by Jane Stubbs
Amazon / Goodreads
The Rochesters are very good at keeping secrets...
Thornfield Hall, 1821. Alice Fairfax takes up her role as housekeeper of the estate. But when Mr Rochester presents her with a woman who is to be hidden on the third floor, she finds herself responsible for much more than the house.
This is the story Jane Eyre never knew - a narrative played out on the third floor and beneath the stairs, as the servants kept their master's secret safe and sound.
Review:This was such a disappointing read for me. While initially I was enjoying it - the account of the elder Mr. Rochester (the present Mr. Rochester's father) was interesting and Mrs. Fairfax - a poor widow, forced into service from her previous status as gentry - felt true to the vision of the original book Jane Eyre. When Bertha was introduced, I also felt like it was a sensitive portrait of a woman who has had a lot of hardships, but who is quite definitely dangerous at times (she seemed so initially) and that made me feel like this would be an intelligent reworking of Jane Eyre from the servant's point of view. Sadly as the story developed, the believability of this novel as a retelling of Jane Eyre became lost.

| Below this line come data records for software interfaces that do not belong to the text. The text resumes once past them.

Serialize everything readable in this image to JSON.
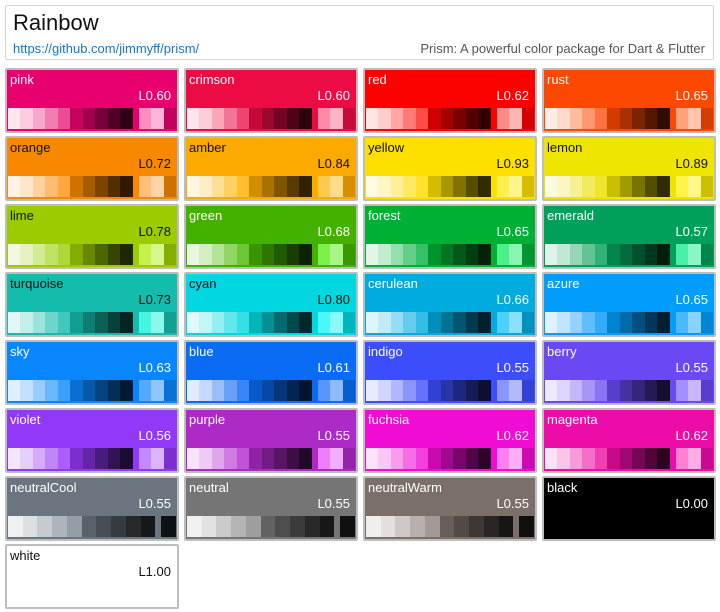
{
  "header": {
    "title": "Rainbow",
    "link": "https://github.com/jimmyff/prism/",
    "tagline": "Prism: A powerful color package for Dart & Flutter"
  },
  "colors": [
    {
      "name": "pink",
      "l": "L0.60",
      "base": "#e8006f",
      "text": "light",
      "sw": [
        "#fde6f0",
        "#fbcde1",
        "#f8a9cb",
        "#f27bb0",
        "#ec4c94",
        "#c8005e",
        "#a0004c",
        "#78003a",
        "#520028",
        "#2e0016",
        "#ff8ec0",
        "#ffb5d8",
        "#c2005f"
      ]
    },
    {
      "name": "crimson",
      "l": "L0.60",
      "base": "#ec0b43",
      "text": "light",
      "sw": [
        "#fde6eb",
        "#fbcdd7",
        "#f8a6b8",
        "#f37593",
        "#ee4470",
        "#c40938",
        "#9c072d",
        "#740522",
        "#4e0317",
        "#2c020c",
        "#ff8aa6",
        "#ffb3c5",
        "#c70a39"
      ]
    },
    {
      "name": "red",
      "l": "L0.62",
      "base": "#fb0100",
      "text": "light",
      "sw": [
        "#ffe6e5",
        "#ffcdcb",
        "#ffa7a4",
        "#ff7a76",
        "#ff4b46",
        "#d00100",
        "#a50100",
        "#7a0100",
        "#520100",
        "#2e0000",
        "#ff8b86",
        "#ffb6b2",
        "#d30100"
      ]
    },
    {
      "name": "rust",
      "l": "L0.65",
      "base": "#fc4800",
      "text": "light",
      "sw": [
        "#ffece5",
        "#ffd9cb",
        "#ffbc9f",
        "#ff9870",
        "#ff7240",
        "#d23c00",
        "#a83000",
        "#7c2300",
        "#541800",
        "#2f0d00",
        "#ffa37f",
        "#ffc6ad",
        "#d43d00"
      ]
    },
    {
      "name": "orange",
      "l": "L0.72",
      "base": "#f88800",
      "text": "dark",
      "sw": [
        "#fff3e5",
        "#ffe6cb",
        "#ffd19f",
        "#ffbb6f",
        "#ffa63f",
        "#d07200",
        "#a75b00",
        "#7c4400",
        "#552e00",
        "#2f1a00",
        "#ffbf78",
        "#ffd5a6",
        "#cf7100"
      ]
    },
    {
      "name": "amber",
      "l": "L0.84",
      "base": "#fcaa00",
      "text": "dark",
      "sw": [
        "#fff6e3",
        "#ffedc7",
        "#ffdf97",
        "#ffd062",
        "#ffbf2e",
        "#d38e00",
        "#a97200",
        "#7f5500",
        "#573a00",
        "#312100",
        "#ffc94d",
        "#ffdc8d",
        "#d58f00"
      ]
    },
    {
      "name": "yellow",
      "l": "L0.93",
      "base": "#fde000",
      "text": "dark",
      "sw": [
        "#fffbe3",
        "#fff6c6",
        "#ffef98",
        "#ffe862",
        "#ffe12e",
        "#d4bc00",
        "#aa9700",
        "#807100",
        "#574d00",
        "#312b00",
        "#fff04d",
        "#fff58d",
        "#d6bd00"
      ]
    },
    {
      "name": "lemon",
      "l": "L0.89",
      "base": "#f0e500",
      "text": "dark",
      "sw": [
        "#fdfbe2",
        "#fbf7c4",
        "#f7f194",
        "#f3eb5e",
        "#efe52a",
        "#c9c000",
        "#a19a00",
        "#797400",
        "#524f00",
        "#2e2c00",
        "#fff44a",
        "#fff88a",
        "#cbc100"
      ]
    },
    {
      "name": "lime",
      "l": "L0.78",
      "base": "#9ccc00",
      "text": "dark",
      "sw": [
        "#f3f9e0",
        "#e6f3c1",
        "#d4eb93",
        "#c1e262",
        "#aed835",
        "#83ab00",
        "#688800",
        "#4e6600",
        "#354600",
        "#1e2700",
        "#c4f14a",
        "#d8f78a",
        "#84ad00"
      ]
    },
    {
      "name": "green",
      "l": "L0.68",
      "base": "#43b100",
      "text": "light",
      "sw": [
        "#e9f7e0",
        "#d3efc1",
        "#b3e394",
        "#90d664",
        "#6cc736",
        "#389500",
        "#2d7700",
        "#225900",
        "#173d00",
        "#0d2200",
        "#7ef04a",
        "#aaf58a",
        "#399700"
      ]
    },
    {
      "name": "forest",
      "l": "L0.65",
      "base": "#00b035",
      "text": "light",
      "sw": [
        "#e0f6e7",
        "#c1eccf",
        "#94dfad",
        "#62d088",
        "#32c165",
        "#00942c",
        "#007623",
        "#00591a",
        "#003d12",
        "#00220a",
        "#4af088",
        "#8af5b1",
        "#00952d"
      ]
    },
    {
      "name": "emerald",
      "l": "L0.57",
      "base": "#00a05a",
      "text": "light",
      "sw": [
        "#e0f3ea",
        "#c1e7d5",
        "#94d6b7",
        "#62c395",
        "#32b177",
        "#00864b",
        "#006b3c",
        "#00502d",
        "#00371f",
        "#001f11",
        "#4af0a8",
        "#8af5c6",
        "#00884c"
      ]
    },
    {
      "name": "turquoise",
      "l": "L0.73",
      "base": "#14bcae",
      "text": "dark",
      "sw": [
        "#e2f7f5",
        "#c5efeb",
        "#9be3dc",
        "#6cd6cb",
        "#40c9bb",
        "#109e92",
        "#0d7e74",
        "#0a5f57",
        "#07413b",
        "#042421",
        "#45f5e2",
        "#8af9ec",
        "#11a093"
      ]
    },
    {
      "name": "cyan",
      "l": "L0.80",
      "base": "#00d7e0",
      "text": "dark",
      "sw": [
        "#e0fafb",
        "#c1f5f7",
        "#94eff2",
        "#62e8ec",
        "#32e0e6",
        "#00b4bc",
        "#009096",
        "#006c70",
        "#004a4d",
        "#00292b",
        "#4af7fd",
        "#8afafe",
        "#00b6be"
      ]
    },
    {
      "name": "cerulean",
      "l": "L0.66",
      "base": "#00abe0",
      "text": "light",
      "sw": [
        "#e0f5fb",
        "#c1ebf7",
        "#94ddf2",
        "#62ceec",
        "#32bee6",
        "#008fbc",
        "#007296",
        "#005670",
        "#003b4d",
        "#00212b",
        "#4ad0fd",
        "#8ae0fe",
        "#0091be"
      ]
    },
    {
      "name": "azure",
      "l": "L0.65",
      "base": "#009dfc",
      "text": "light",
      "sw": [
        "#e0f2ff",
        "#c1e5ff",
        "#94d3ff",
        "#62bfff",
        "#32abff",
        "#0083d3",
        "#0069a9",
        "#004f7f",
        "#003657",
        "#001e31",
        "#4ab9ff",
        "#8ad2ff",
        "#0085d5"
      ]
    },
    {
      "name": "sky",
      "l": "L0.63",
      "base": "#0a86fc",
      "text": "light",
      "sw": [
        "#e1f0ff",
        "#c3e1ff",
        "#99cdff",
        "#6ab6ff",
        "#3b9fff",
        "#0870d3",
        "#0659a9",
        "#05437f",
        "#032e57",
        "#021a31",
        "#55a9ff",
        "#8fc6ff",
        "#0872d5"
      ]
    },
    {
      "name": "blue",
      "l": "L0.61",
      "base": "#0a6cf4",
      "text": "light",
      "sw": [
        "#e1ecfe",
        "#c3d9fd",
        "#99bffb",
        "#6aa1f8",
        "#3b84f6",
        "#085acc",
        "#0648a3",
        "#05367a",
        "#032553",
        "#02152f",
        "#5596ff",
        "#8fbaff",
        "#085cce"
      ]
    },
    {
      "name": "indigo",
      "l": "L0.55",
      "base": "#3c4efc",
      "text": "light",
      "sw": [
        "#e8eaff",
        "#d1d5ff",
        "#b1b8ff",
        "#8b95ff",
        "#6572ff",
        "#3241d3",
        "#2834a9",
        "#1e277f",
        "#151b57",
        "#0b0f31",
        "#8a95ff",
        "#b2b9ff",
        "#3342d5"
      ]
    },
    {
      "name": "berry",
      "l": "L0.55",
      "base": "#6a48f4",
      "text": "light",
      "sw": [
        "#eeeafe",
        "#ddd5fd",
        "#c5b7fb",
        "#a895f8",
        "#8b73f6",
        "#583ccc",
        "#4730a3",
        "#35247a",
        "#251953",
        "#150e2f",
        "#a48fff",
        "#c6b7ff",
        "#5a3dce"
      ]
    },
    {
      "name": "violet",
      "l": "L0.56",
      "base": "#9238f8",
      "text": "light",
      "sw": [
        "#f3e7fe",
        "#e7cffd",
        "#d5acfc",
        "#c185fa",
        "#ad5ef9",
        "#7a2ecf",
        "#6225a6",
        "#491c7c",
        "#321355",
        "#1c0b30",
        "#c389ff",
        "#dab4ff",
        "#7c2fd1"
      ]
    },
    {
      "name": "purple",
      "l": "L0.55",
      "base": "#ae2ac8",
      "text": "light",
      "sw": [
        "#f6e5f9",
        "#edcbf4",
        "#e0a6ec",
        "#d17be2",
        "#c251d8",
        "#9123a7",
        "#741c85",
        "#571564",
        "#3c0e45",
        "#220827",
        "#ec7eff",
        "#f3adff",
        "#9324a9"
      ]
    },
    {
      "name": "fuchsia",
      "l": "L0.62",
      "base": "#f00cd4",
      "text": "light",
      "sw": [
        "#fde2fa",
        "#fcc5f5",
        "#fa9cee",
        "#f76de6",
        "#f43ede",
        "#c90ab1",
        "#a0088d",
        "#78066a",
        "#520449",
        "#2e0229",
        "#ff7ff0",
        "#ffadf5",
        "#cb0ab3"
      ]
    },
    {
      "name": "magenta",
      "l": "L0.62",
      "base": "#ee0ca8",
      "text": "light",
      "sw": [
        "#fde2f4",
        "#fbc5e9",
        "#f89cd9",
        "#f46dc7",
        "#f13eb5",
        "#c70a8c",
        "#9f0870",
        "#770654",
        "#51043a",
        "#2e0220",
        "#ff7fd3",
        "#ffade4",
        "#c90a8e"
      ]
    },
    {
      "name": "neutralCool",
      "l": "L0.55",
      "base": "#6a757f",
      "text": "light",
      "sw": [
        "#eef0f1",
        "#dde0e3",
        "#c6cbd0",
        "#adb4bb",
        "#949ea6",
        "#58626a",
        "#474e55",
        "#353b40",
        "#25292c",
        "#151719",
        "#0e1113"
      ]
    },
    {
      "name": "neutral",
      "l": "L0.55",
      "base": "#757575",
      "text": "light",
      "sw": [
        "#f0f0f0",
        "#e1e1e1",
        "#cbcbcb",
        "#b4b4b4",
        "#9e9e9e",
        "#626262",
        "#4e4e4e",
        "#3b3b3b",
        "#292929",
        "#171717",
        "#101010"
      ]
    },
    {
      "name": "neutralWarm",
      "l": "L0.55",
      "base": "#7b6f6a",
      "text": "light",
      "sw": [
        "#f1efee",
        "#e2dfdd",
        "#cec8c6",
        "#b8b0ad",
        "#a29996",
        "#665d59",
        "#524a47",
        "#3e3835",
        "#2a2625",
        "#181614",
        "#110f0e"
      ]
    },
    {
      "name": "black",
      "l": "L0.00",
      "base": "#000000",
      "text": "light",
      "sw": []
    },
    {
      "name": "white",
      "l": "L1.00",
      "base": "#ffffff",
      "text": "dark",
      "sw": []
    }
  ]
}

Jane herself, was painted in such an unappealing way - as a pert, uptight thing - so naive in her innocence as to be almost stupid. Mrs. Fairfax seemed unable to truly respect her, yet she had the utmost respect for Bertha and Grace Poole. Jane's life and her story seemed trivialized in the extreme, especially with how this novel twists the events to make pretty much everything Jane believed to be inaccurate.
It was incomprehensible to me as well to see Bertha in this new light - someone who is a little simple, but not really dangerous - actually quite gentle, and yet there had to be a culprit behind the fires and the attacks at Thornfield, so a new female servant was created to serve that purpose. I didn't understand what was wrong with the original, that the story couldn't have kept Bertha as the perpetrator yet in the more ambiguous light of an unfortunate woman with dangerous tendencies. Basically the story made anyone, who was seen in a negative light in the original story, out to be more sympathetic and unfortunate in this book. And the only way I could find that believable is if I completely disregard all my knowledge of the original book.
While the writing and the detail of this book was good, I really could not get into this revision of Jane Eyre because of how thoroughly it alters every positive outcome of the novel. Even Mrs. Fairfax, who is a decent, God-fearing woman in the beginning of this book and in the original Jane Eyre, becomes a reluctant manipulative liar, who is not above selling out someone completely innocent - namely Jane Eyre - just for security. There were many times I wanted to stop reading because it made me very sad to be forced to see these characters twisted so. Even though Mrs. Fairfax does bear a conscience about the things that she does, it is just too unbelievable to me that she could be so careless of others, while carrying her bible with her at all times. And yet she looks down at the clergyman Mr. Wood for catering to the gentry, when she does so much worse.
Obviously my main problem with this book reflects how much I love the original novel and how much I disagree with this vision of Jane Eyre. So this is a very personal dislike of a novel that does keep your interest and is paced well and has some (unbelievable) twists. While the story is focused on Thornfield Hall, there is really very little secondary accounting of Rochester and Jane's romance - the focus is more on the plight of one unfortunate madwoman and of servants (especially female servants) in this time period. If this sounds like an interesting story to you and you are intrigued by seeing Bertha Mason redeemed or by a lightweight reworking of Jane Eyre in the vein of the novel Wide Sargasso Sea, then this might be a good read for you.
Just some thoughts on a few things about this novel that probably would not come as a complete surprise as twists in a retelling of Jane Eyre, but in case you are planning to read it, it's probably best that you don't read what is below. [Highlight to read]
The biggest issue I have with this book is that Bertha is alive by the end, and Mrs. Fairfax knows this and still allows Jane and Mr. Rochester the fiction of Bertha's death and lets them be married. Which is AWFUL - she is supposed to be a good person! After all that Jane has been through to avoid bigamy and becoming a mistress, she gets right back into it by the end. And Mrs. Fairfax is zero percent remorseful about that. Of course Mrs. Fairfax also knew that Bertha was Mr. Rochester's wife while Jane was living at Thornfield which I don't believe at all to be the truth of the original story, but of course in this book she doesn't mention it to Jane at all. Just awful. I found Mrs. Fairfax's reasoning for doing this to be very weak.